⟨

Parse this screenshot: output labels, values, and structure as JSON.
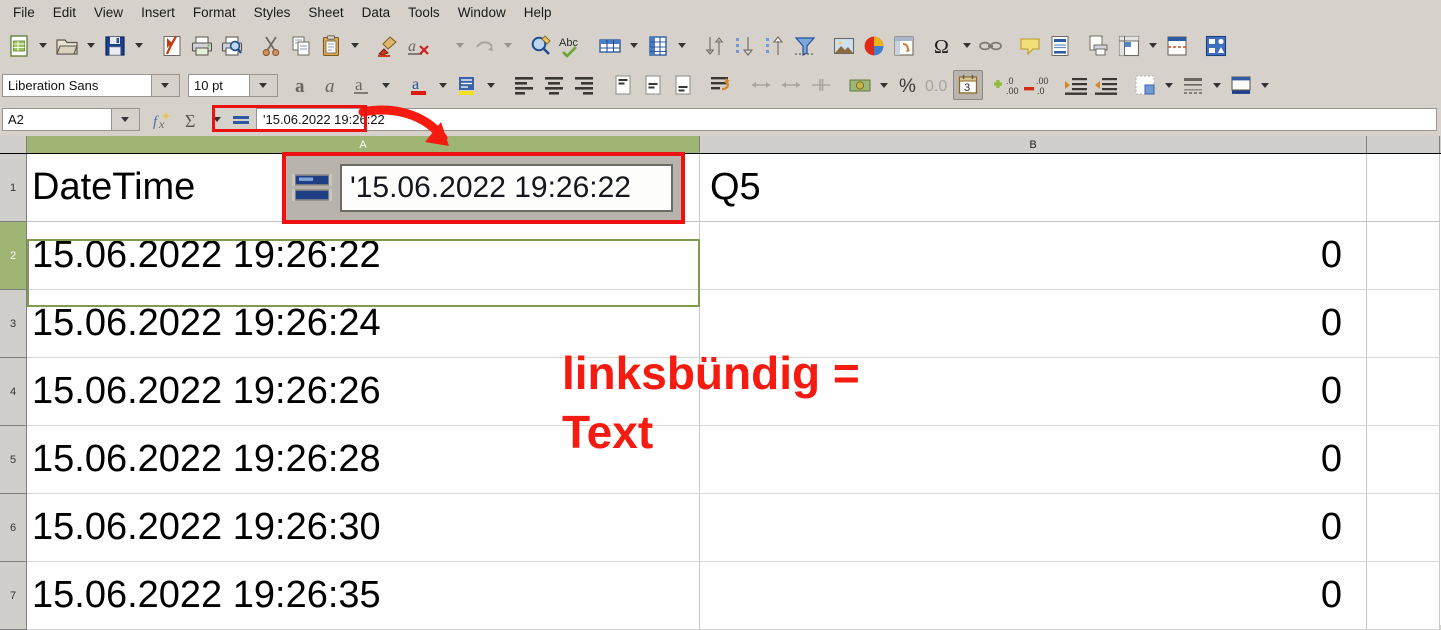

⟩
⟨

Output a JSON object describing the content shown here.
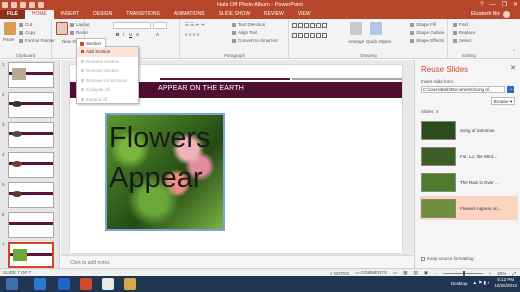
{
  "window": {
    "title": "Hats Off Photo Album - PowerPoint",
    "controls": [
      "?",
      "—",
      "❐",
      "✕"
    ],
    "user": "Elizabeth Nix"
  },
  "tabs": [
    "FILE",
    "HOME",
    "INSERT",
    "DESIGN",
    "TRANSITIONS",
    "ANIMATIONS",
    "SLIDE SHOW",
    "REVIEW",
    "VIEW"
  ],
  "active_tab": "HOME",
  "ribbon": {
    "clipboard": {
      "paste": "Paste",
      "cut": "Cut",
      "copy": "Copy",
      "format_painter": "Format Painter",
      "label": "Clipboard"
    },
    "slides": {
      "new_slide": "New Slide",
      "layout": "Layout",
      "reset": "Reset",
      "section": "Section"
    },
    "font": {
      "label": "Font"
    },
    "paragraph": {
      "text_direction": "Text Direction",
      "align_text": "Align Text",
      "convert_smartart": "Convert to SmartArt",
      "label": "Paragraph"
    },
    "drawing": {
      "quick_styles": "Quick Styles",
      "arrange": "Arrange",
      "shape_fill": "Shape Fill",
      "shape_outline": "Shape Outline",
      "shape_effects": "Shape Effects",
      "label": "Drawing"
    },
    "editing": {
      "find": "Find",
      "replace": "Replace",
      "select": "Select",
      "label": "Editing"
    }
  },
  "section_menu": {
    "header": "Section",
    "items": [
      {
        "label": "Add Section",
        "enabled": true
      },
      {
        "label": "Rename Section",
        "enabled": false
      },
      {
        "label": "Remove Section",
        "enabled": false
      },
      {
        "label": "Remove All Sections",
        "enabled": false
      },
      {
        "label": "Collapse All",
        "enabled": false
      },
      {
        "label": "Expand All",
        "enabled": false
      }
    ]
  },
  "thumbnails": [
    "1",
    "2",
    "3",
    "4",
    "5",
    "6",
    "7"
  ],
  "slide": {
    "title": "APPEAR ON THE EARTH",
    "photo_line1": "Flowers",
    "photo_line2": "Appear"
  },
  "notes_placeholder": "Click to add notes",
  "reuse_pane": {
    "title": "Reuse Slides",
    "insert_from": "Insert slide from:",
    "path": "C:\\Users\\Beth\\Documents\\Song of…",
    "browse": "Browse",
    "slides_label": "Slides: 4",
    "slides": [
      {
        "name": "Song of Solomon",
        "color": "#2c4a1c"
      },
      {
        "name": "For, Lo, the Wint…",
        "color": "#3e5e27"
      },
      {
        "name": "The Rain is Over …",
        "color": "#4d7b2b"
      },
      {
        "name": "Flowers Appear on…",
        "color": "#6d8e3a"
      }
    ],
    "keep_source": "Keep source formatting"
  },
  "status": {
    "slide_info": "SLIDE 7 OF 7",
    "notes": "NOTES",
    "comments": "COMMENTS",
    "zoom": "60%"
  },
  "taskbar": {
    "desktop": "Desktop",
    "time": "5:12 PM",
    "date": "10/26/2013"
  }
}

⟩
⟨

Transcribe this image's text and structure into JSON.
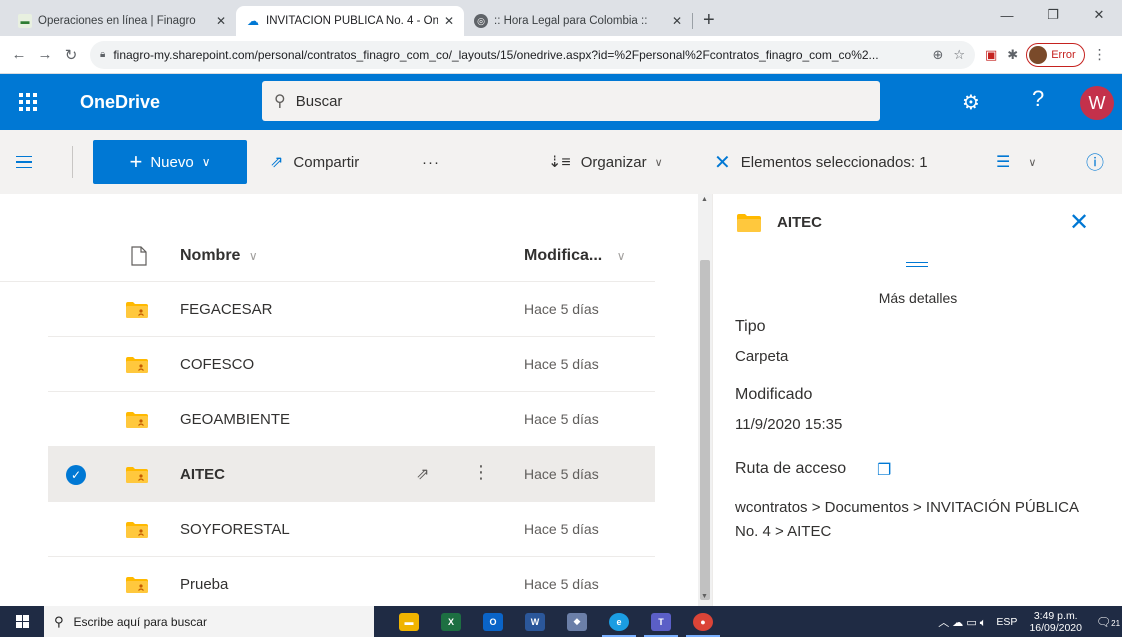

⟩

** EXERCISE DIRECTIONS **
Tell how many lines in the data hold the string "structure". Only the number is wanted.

** REPLY TO THE TASK **
2